“It wasn’t long before the town was barren. Dirt and stone and dust. The only things that moved were people, and they moved as if they were already dead. The only ones who were different were the ones who were eating. Like us. We weren’t well fed. But we ate.

“Sharing wasn’t possible, not even with friends and family. My sister’s lover kept her tied to him by always giving less than we needed. Unless that really was all he could do.

“When people could no longer dig graves, soldiers started piling the bodies behind a barricade. My father brought his rifle everywhere. Faces got bigger—big eyes, big heads. People wobbled big stomachs. They had open sores; they balanced on bones.

“Then there were fewer. At first we thought it was NKVD, making them vanish the usual way.

“One day a girl my age, a close friend just months before, stopped at my window. She said her father managed to get a job—things were better. She invited me to her house like the old days.

“My father warned us all the time against this. But I was lonely.

“Her yard was dry and dusty like everyone else’s. The door was ajar with the sun in the entryway. I felt nervous and stopped.

“‘What’s wrong? Remember my dolls?’ She put out her hand; I took it and went in.

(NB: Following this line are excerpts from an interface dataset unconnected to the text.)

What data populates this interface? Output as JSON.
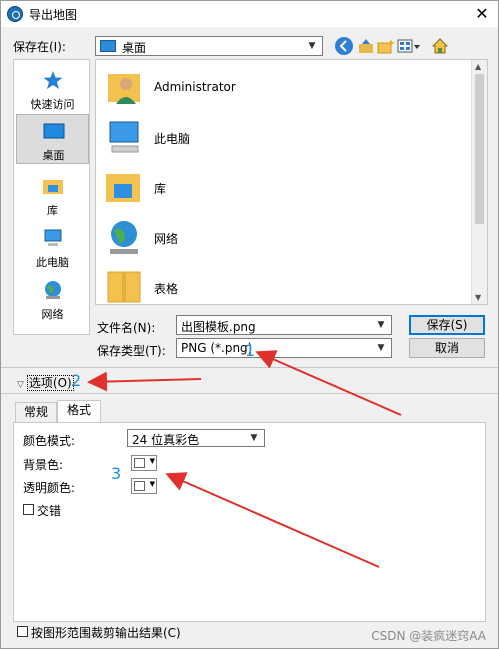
{
  "window": {
    "title": "导出地图",
    "close_glyph": "✕"
  },
  "save_in": {
    "label": "保存在(I):",
    "value": "桌面"
  },
  "places": [
    {
      "label": "快速访问",
      "icon": "quick-access-star-icon"
    },
    {
      "label": "桌面",
      "icon": "desktop-icon",
      "selected": true
    },
    {
      "label": "库",
      "icon": "library-folder-icon"
    },
    {
      "label": "此电脑",
      "icon": "computer-icon"
    },
    {
      "label": "网络",
      "icon": "network-globe-icon"
    }
  ],
  "files": [
    {
      "name": "Administrator",
      "icon": "user-folder-icon"
    },
    {
      "name": "此电脑",
      "icon": "computer-icon"
    },
    {
      "name": "库",
      "icon": "library-folder-icon"
    },
    {
      "name": "网络",
      "icon": "network-globe-icon"
    },
    {
      "name": "表格",
      "icon": "folder-icon"
    }
  ],
  "filename": {
    "label": "文件名(N):",
    "value": "出图模板.png"
  },
  "filetype": {
    "label": "保存类型(T):",
    "value": "PNG (*.png)"
  },
  "buttons": {
    "save": "保存(S)",
    "cancel": "取消"
  },
  "annotations": [
    "1",
    "2",
    "3"
  ],
  "options": {
    "toggle_label": "选项(O)",
    "tabs": [
      "常规",
      "格式"
    ],
    "active_tab": "格式",
    "color_mode": {
      "label": "颜色模式:",
      "value": "24 位真彩色"
    },
    "background": {
      "label": "背景色:"
    },
    "transparent": {
      "label": "透明颜色:"
    },
    "interlace": {
      "label": "交错",
      "checked": false
    },
    "clip_to_shape": {
      "label": "按图形范围裁剪输出结果(C)",
      "checked": false
    }
  },
  "watermark": "CSDN @装疯迷窍AA",
  "colors": {
    "annotation_blue": "#1f8fd8",
    "arrow_red": "#e0312c",
    "primary_border": "#0078d7"
  }
}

“She called out, ‘Father, Hannah’s here.’ Her voice broke in the middle. I heard someone stumbling. What job could he have gotten and still be home midday? My friend’s eyes got wide. She looked behind her—then made the tiniest wave at the door. Her eyes filled. I don’t think many people have been looked at that way. I ran home fast as I could. Hansel and Gretel was no longer a fairy tale.

“My father took soldiers to the house but it was already empty. Someone opened a broom closet…”

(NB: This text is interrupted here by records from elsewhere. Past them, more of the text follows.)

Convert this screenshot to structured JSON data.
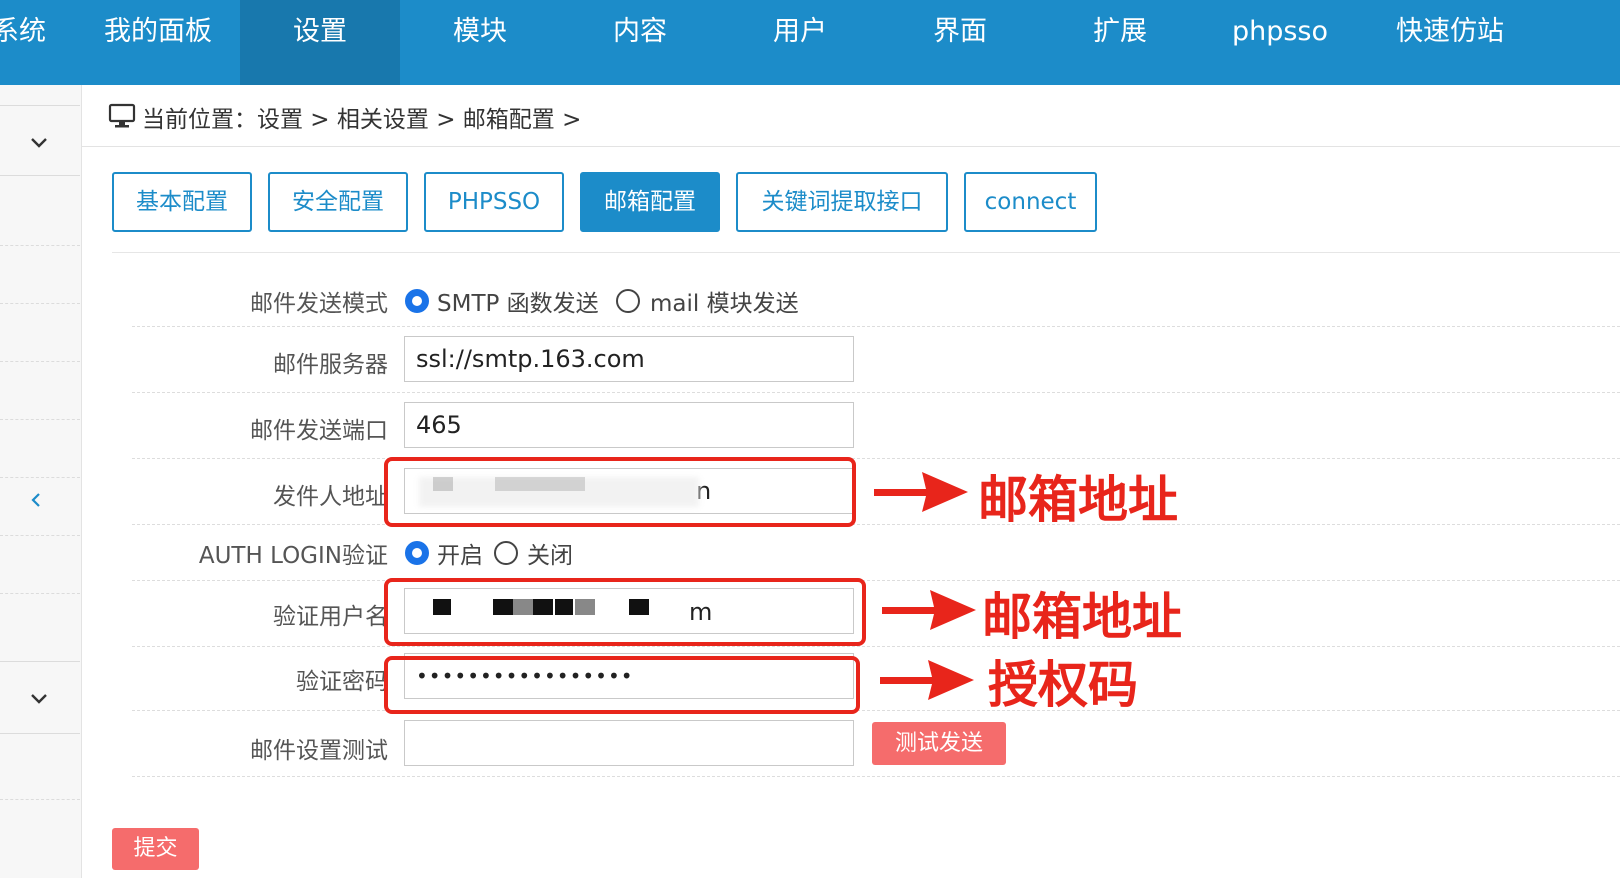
{
  "nav": {
    "items": [
      {
        "label": "系统"
      },
      {
        "label": "我的面板"
      },
      {
        "label": "设置",
        "active": true
      },
      {
        "label": "模块"
      },
      {
        "label": "内容"
      },
      {
        "label": "用户"
      },
      {
        "label": "界面"
      },
      {
        "label": "扩展"
      },
      {
        "label": "phpsso"
      },
      {
        "label": "快速仿站"
      }
    ]
  },
  "breadcrumb": {
    "prefix": "当前位置：",
    "path": "设置 > 相关设置 > 邮箱配置 >"
  },
  "tabs": [
    {
      "label": "基本配置"
    },
    {
      "label": "安全配置"
    },
    {
      "label": "PHPSSO"
    },
    {
      "label": "邮箱配置",
      "active": true
    },
    {
      "label": "关键词提取接口"
    },
    {
      "label": "connect"
    }
  ],
  "form": {
    "mode": {
      "label": "邮件发送模式",
      "option_smtp": "SMTP 函数发送",
      "option_mail": "mail 模块发送",
      "selected": "smtp"
    },
    "server": {
      "label": "邮件服务器",
      "value": "ssl://smtp.163.com"
    },
    "port": {
      "label": "邮件发送端口",
      "value": "465"
    },
    "sender": {
      "label": "发件人地址",
      "value_visible": "n"
    },
    "auth": {
      "label": "AUTH LOGIN验证",
      "option_on": "开启",
      "option_off": "关闭",
      "selected": "on"
    },
    "username": {
      "label": "验证用户名",
      "value_visible": "m"
    },
    "password": {
      "label": "验证密码",
      "value": "•••••••••••••••••"
    },
    "test": {
      "label": "邮件设置测试",
      "value": "",
      "button": "测试发送"
    },
    "submit": "提交"
  },
  "annotations": {
    "sender_note": "邮箱地址",
    "username_note": "邮箱地址",
    "password_note": "授权码",
    "color": "#e8251b"
  },
  "colors": {
    "brand": "#1c8cc9",
    "nav_active": "#1878ad",
    "danger_button": "#f56c6c",
    "radio_checked": "#1a73e8"
  }
}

She shuddered, took another drag on the cigarette. “Never saw her again.”

Ike waited. He finally said: “The closet?”

She opened her eyes. “Bones, Isaac. Skulls. I guess it was risky to bury them outside, so they threw them in the broom closet. I wonder where they put the brooms.”

Ike’s mouth had fallen open.

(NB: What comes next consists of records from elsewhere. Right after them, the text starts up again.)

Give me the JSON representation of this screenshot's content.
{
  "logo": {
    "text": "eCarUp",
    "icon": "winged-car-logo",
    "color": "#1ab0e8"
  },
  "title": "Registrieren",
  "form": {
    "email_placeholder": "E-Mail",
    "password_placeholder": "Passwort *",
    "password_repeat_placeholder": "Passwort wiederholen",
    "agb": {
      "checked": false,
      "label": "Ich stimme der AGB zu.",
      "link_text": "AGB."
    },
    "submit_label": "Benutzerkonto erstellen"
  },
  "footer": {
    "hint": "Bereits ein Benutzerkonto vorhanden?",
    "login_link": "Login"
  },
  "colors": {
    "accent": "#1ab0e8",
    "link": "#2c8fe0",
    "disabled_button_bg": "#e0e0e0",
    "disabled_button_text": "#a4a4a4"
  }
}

“Maybe you don’t believe me? It’s documented. Mothers…feeding…younger ones to older ones. Leaving instructions for how to cook themselves after they died.” She eyed him. “Children feed on you in the womb. When they’re born they suck out your milk. Why not your flesh? I wonder if any fed them their own body parts one by one to live a little longer. I wonder if some ate…themselves.” She appraised her forearm, turned it back and forth. “Too much risk of infection.”

She started to laugh. Ike was revolted. She started to cry. He went to hold her.


Traffic noise floated through the window. Someone was yelling at someone, loud enough to hear but not understand. Hannah slept, twitching as if from little shocks. Ike rested his ear on his own arm until he became aware of the sound of an artery and moved his head.

The pleasant air, the sweet and sweaty smells of sex, Hannah’s calf resting on his, alternately straining and relaxing.


He was afraid of her; wasn’t sure he could ever kiss her again. Her or anyone. Out of what he’d thought was sleep, she started whispering.

“Most died in bed. The soldiers left them there. For months the air smelled of death and sewage, maybe like your cave. But the ones who didn’t die and still had no source of food—how? This was impossible. You see? Some were in our extended family. Animals. They should have been butchered.”

He felt nauseated. But how could she judge? She’d been fed, they hadn’t. And how could he judge anyone? He didn’t know anything, not really.

He relaxed a little when he saw rapid eye movement under her lids and was convinced she was asleep.

As he dropped off, too, he couldn’t stop imagining her nightmares before he was lost in his own.

Category: Short Story, SNHU Creative Writing, SNHU online creative writing